Maurice Carter leaves behind immense legacy

Maurice Carter, who became a leading Christchurch builder, property developer, local government politician and philanthropist, died yesterday. He was 93.

The quiet, modest Carter has been described as "a city father" and his family as "a political dynasty".

As founder and head of the Carter Group, he built hundreds of houses in the 1950s and 60s, many of them in Bryndwr and Burnside.

His ethic of hard work and perfectionism was so evident in his buildings that real estate firms still use the label "Maurice Carter home" as a recommendation in their advertising.

Carter was a city councillor from 1956 to 1989 and deputy mayor for the last six of those years. He was then a Canterbury regional councillor for six years, having sat also on the former Christchurch Drainage Board, Regional Planning Authority and Canterbury United Council.

Son Philip and grandson Tim have followed him on to the city council. Another son, David, is Minister of Agriculture.

Born in Bradford, Yorkshire, Carter did a carpentry apprenticeship before coming to New Zealand in 1938.

He enlisted for service in World War II but was "manpowered" to work on army buildings at Burnham and Weedons, near Christchurch.

He married Merle Cunningham in 1942 and they had five children.

Carter launched his company in 1946 and it became a leading construction firm during the post-war housing boom.

His company later branched out into property development and hotel management. He continued to guide the company well into his 80s.

Carter and his wife established the Maurice R Carter Charitable Trust, into which they vested a block of shops they owned in Bryndwr. The trust makes annual grants to charitable causes.

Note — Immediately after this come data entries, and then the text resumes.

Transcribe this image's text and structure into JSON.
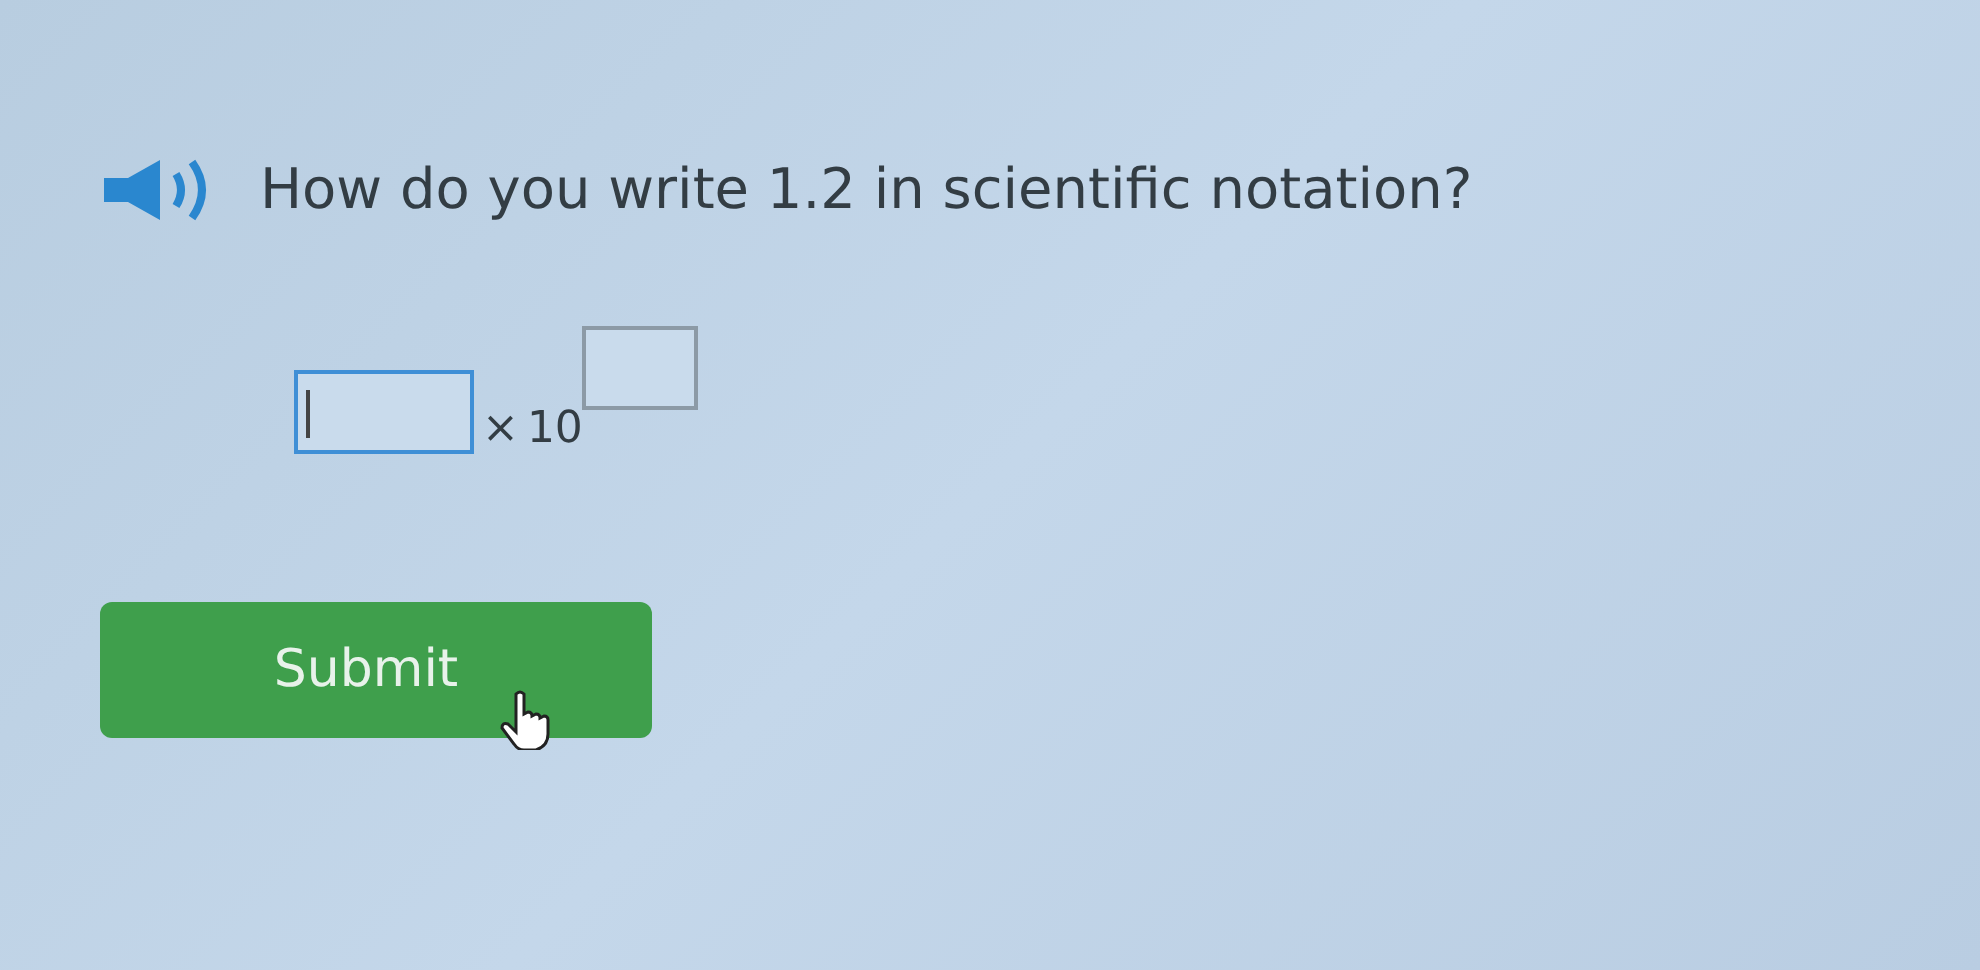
{
  "question": {
    "text": "How do you write 1.2 in scientific notation?"
  },
  "answer": {
    "coefficient": {
      "focused": true
    },
    "times": "×",
    "base": "10",
    "exponent": {
      "focused": false
    }
  },
  "submit": {
    "label": "Submit"
  }
}
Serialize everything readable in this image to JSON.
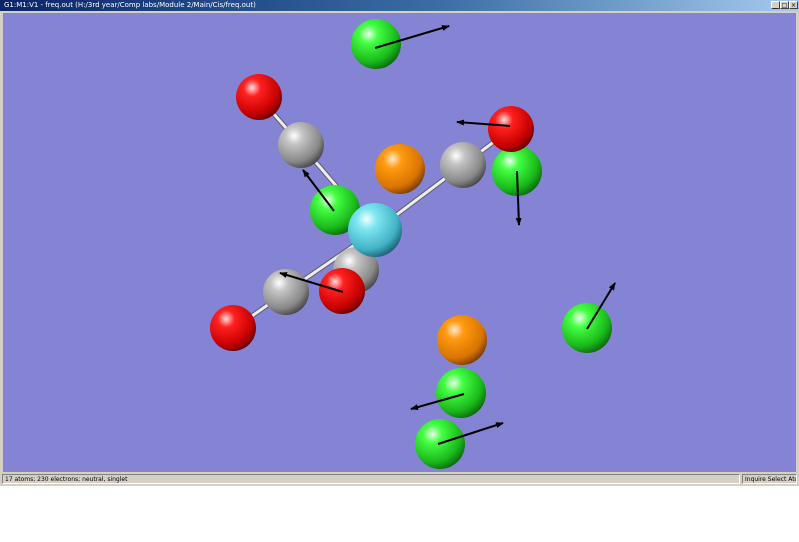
{
  "window": {
    "title": "G1:M1:V1 - freq.out (H:/3rd year/Comp labs/Module 2/Main/Cis/freq.out)",
    "controls": {
      "minimize": "_",
      "maximize": "□",
      "close": "×"
    }
  },
  "viewport": {
    "background_color": "#8583d4",
    "atom_colors": {
      "chlorine": "#22dd22",
      "oxygen": "#ee0000",
      "carbon": "#9a9a9a",
      "metal": "#55c8d8",
      "phosphorus": "#ee8800"
    }
  },
  "status": {
    "left": "17 atoms; 230 electrons; neutral, singlet",
    "right": "Inquire Select Atom 1"
  }
}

The Carters also supported educational, nursing, cultural and church organisations. Merle Carter died in 2008.

The Press